PROBLEM DESCRIPTION:
Pull out every line below that holds the word "export".

-------- PROVIDED RECORDS

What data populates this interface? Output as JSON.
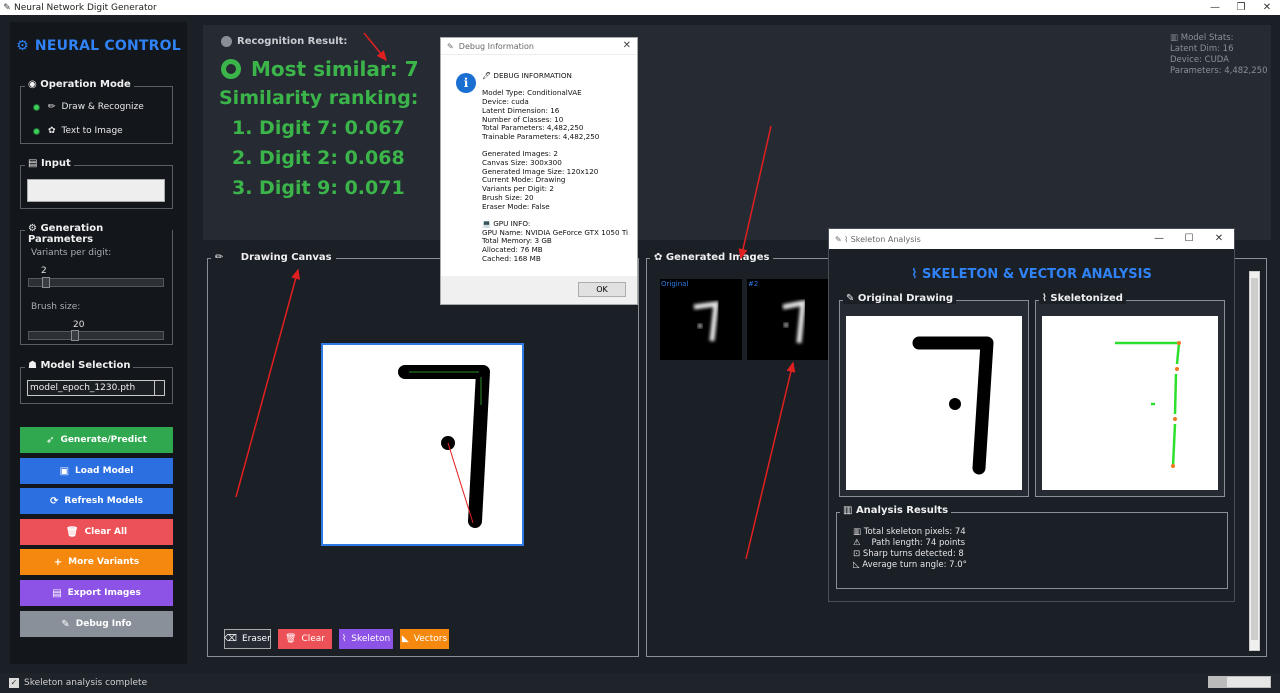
{
  "window": {
    "title": "Neural Network Digit Generator",
    "controls": [
      "—",
      "❐",
      "✕"
    ]
  },
  "sidebar": {
    "brand": "NEURAL CONTROL",
    "operation_mode": {
      "title": "Operation Mode",
      "options": [
        "Draw & Recognize",
        "Text to Image"
      ]
    },
    "input": {
      "title": "Input",
      "value": ""
    },
    "generation": {
      "title": "Generation Parameters",
      "variants_label": "Variants per digit:",
      "variants_value": "2",
      "variants_fraction": 0.1,
      "brush_label": "Brush size:",
      "brush_value": "20",
      "brush_fraction": 0.33
    },
    "model": {
      "title": "Model Selection",
      "selected": "model_epoch_1230.pth"
    },
    "buttons": {
      "generate": "Generate/Predict",
      "load": "Load Model",
      "refresh": "Refresh Models",
      "clear": "Clear All",
      "more": "More Variants",
      "export": "Export Images",
      "debug": "Debug Info"
    }
  },
  "result": {
    "label": "Recognition Result:",
    "most_similar": "Most similar: 7",
    "ranking_title": "Similarity ranking:",
    "ranking": [
      "1. Digit 7: 0.067",
      "2. Digit 2: 0.068",
      "3. Digit 9: 0.071"
    ],
    "stats": [
      "Model Stats:",
      "Latent Dim: 16",
      "Device: CUDA",
      "Parameters: 4,482,250"
    ]
  },
  "canvas": {
    "title": "Drawing Canvas",
    "tools": {
      "eraser": "Eraser",
      "clear": "Clear",
      "skeleton": "Skeleton",
      "vectors": "Vectors"
    }
  },
  "generated": {
    "title": "Generated Images",
    "thumbs": [
      "Original",
      "#2"
    ]
  },
  "debug": {
    "title": "Debug Information",
    "text": "🖊 DEBUG INFORMATION\n\nModel Type: ConditionalVAE\nDevice: cuda\nLatent Dimension: 16\nNumber of Classes: 10\nTotal Parameters: 4,482,250\nTrainable Parameters: 4,482,250\n\nGenerated Images: 2\nCanvas Size: 300x300\nGenerated Image Size: 120x120\nCurrent Mode: Drawing\nVariants per Digit: 2\nBrush Size: 20\nEraser Mode: False\n\n💻 GPU INFO:\nGPU Name: NVIDIA GeForce GTX 1050 Ti\nTotal Memory: 3 GB\nAllocated: 76 MB\nCached: 168 MB",
    "ok": "OK"
  },
  "skeleton": {
    "window_title": "Skeleton Analysis",
    "heading": "SKELETON & VECTOR ANALYSIS",
    "original": "Original Drawing",
    "skeletonized": "Skeletonized",
    "analysis_title": "Analysis Results",
    "results": [
      "Total skeleton pixels: 74",
      "Path length: 74 points",
      "Sharp turns detected: 8",
      "Average turn angle: 7.0°"
    ]
  },
  "status": {
    "text": "Skeleton analysis complete",
    "progress_fraction": 0.3
  },
  "colors": {
    "brand": "#2f83f6",
    "result_green": "#3bb54a",
    "generate": "#2fa84f",
    "load": "#2c6fe0",
    "refresh": "#2c6fe0",
    "clear": "#ec5157",
    "more": "#f5890f",
    "export": "#8d53e6",
    "debug": "#8a9099",
    "annotation_red": "#e02020"
  }
}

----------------

ANSWER SPACE:
      "export": "Export Images",
    "export": "#8d53e6",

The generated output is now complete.